“…crowds of people came to hear him and to be healed of their sicknesses. But Jesus often withdrew to lonely places and prayed.” Luke 5:17
“Then, because so many people were coming and going that they did not even have a chance to eat, he said to them, ‘Come with me by yourselves to a quiet place and get some rest.’” Mark 6:31
We understand the busyness of coming and going. We get not having a chance to eat – or to eat well – on some days.
Phone calls, texts, stacks of papers in the to-do pile, people that need meals prepared and cleaned up, “Mom, can you pick me up?” and “Mom, I need your help” all had me at a place where I was bone dry – needing deep breaths, my own thoughts and space to hear God’s.
Creating Spiritual Retreat
Retreat means to step back or draw back. My retreats have four essentials:
This isn’t a planning day for me. It’s not a day to schedule out the year’s schooling, put together a new chore system or align my calendar.
A spiritual retreat is where, first, I spend generous time in the Word. I don’t read the Word to teach it or to write about it. It is soul-deep replenishment for me.
Second, a spiritual retreat allows me generous time for prayer. Some of it is formal prayer but most of it is an ongoing conversation as I work through prompts and listen to God’s direction.
Casting a Vision
Finally, I work through a spiritual assessment and questions that help me study where God has been moving; what is working and what needs to be changed; and areas of need for me, our family and each of my children.
The perspective I get when I step back and really examine life is amazing. It helps me to take stock of our lives, to be proactive and to make choices for the year rather than just react to those things that blare the loudest.
And always, life rights itself as time and prayer and God’s Word replenish me.
I've created a 19-page printable Personal Spiritual Retreat Journal for all email subscribers.
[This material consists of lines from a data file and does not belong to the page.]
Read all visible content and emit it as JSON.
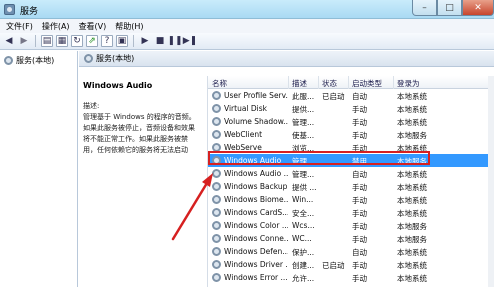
{
  "window": {
    "title": "服务",
    "min_symbol": "–",
    "max_symbol": "□",
    "close_symbol": "✕"
  },
  "menu": {
    "items": [
      "文件(F)",
      "操作(A)",
      "查看(V)",
      "帮助(H)"
    ]
  },
  "toolbar": {
    "icons": [
      "back-icon",
      "forward-icon",
      "console-tree-icon",
      "properties-icon",
      "refresh-icon",
      "export-icon",
      "help-icon",
      "play-icon",
      "stop-icon",
      "pause-icon",
      "restart-icon"
    ]
  },
  "tree": {
    "root_label": "服务(本地)"
  },
  "pane": {
    "header_label": "服务(本地)"
  },
  "description": {
    "service_name": "Windows Audio",
    "label": "描述:",
    "text": "管理基于 Windows 的程序的音频。如果此服务被停止，音频设备和效果将不能正常工作。如果此服务被禁用，任何依赖它的服务将无法启动"
  },
  "table": {
    "columns": [
      "名称",
      "描述",
      "状态",
      "启动类型",
      "登录为"
    ],
    "rows": [
      {
        "name": "User Profile Serv...",
        "desc": "此服...",
        "status": "已启动",
        "startup": "自动",
        "logon": "本地系统"
      },
      {
        "name": "Virtual Disk",
        "desc": "提供...",
        "status": "",
        "startup": "手动",
        "logon": "本地系统"
      },
      {
        "name": "Volume Shadow...",
        "desc": "管理...",
        "status": "",
        "startup": "手动",
        "logon": "本地系统"
      },
      {
        "name": "WebClient",
        "desc": "使基...",
        "status": "",
        "startup": "手动",
        "logon": "本地服务"
      },
      {
        "name": "WebServe",
        "desc": "浏览...",
        "status": "",
        "startup": "手动",
        "logon": "本地系统"
      },
      {
        "name": "Windows Audio",
        "desc": "管理...",
        "status": "",
        "startup": "禁用",
        "logon": "本地服务",
        "selected": true
      },
      {
        "name": "Windows Audio ...",
        "desc": "管理...",
        "status": "",
        "startup": "自动",
        "logon": "本地系统"
      },
      {
        "name": "Windows Backup",
        "desc": "提供 ...",
        "status": "",
        "startup": "手动",
        "logon": "本地系统"
      },
      {
        "name": "Windows Biome...",
        "desc": "Win...",
        "status": "",
        "startup": "手动",
        "logon": "本地系统"
      },
      {
        "name": "Windows CardS...",
        "desc": "安全...",
        "status": "",
        "startup": "手动",
        "logon": "本地系统"
      },
      {
        "name": "Windows Color ...",
        "desc": "Wcs...",
        "status": "",
        "startup": "手动",
        "logon": "本地服务"
      },
      {
        "name": "Windows Conne...",
        "desc": "WC...",
        "status": "",
        "startup": "手动",
        "logon": "本地服务"
      },
      {
        "name": "Windows Defen...",
        "desc": "保护...",
        "status": "",
        "startup": "自动",
        "logon": "本地系统"
      },
      {
        "name": "Windows Driver ...",
        "desc": "创建...",
        "status": "已启动",
        "startup": "手动",
        "logon": "本地系统"
      },
      {
        "name": "Windows Error ...",
        "desc": "允许...",
        "status": "",
        "startup": "手动",
        "logon": "本地系统"
      }
    ]
  },
  "colors": {
    "selection": "#3399ff",
    "annotation": "#d62020"
  }
}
This journal includes space for thanksgiving, confession, assessment, prayer prompts and more. You can get this free journal when you subscribe here.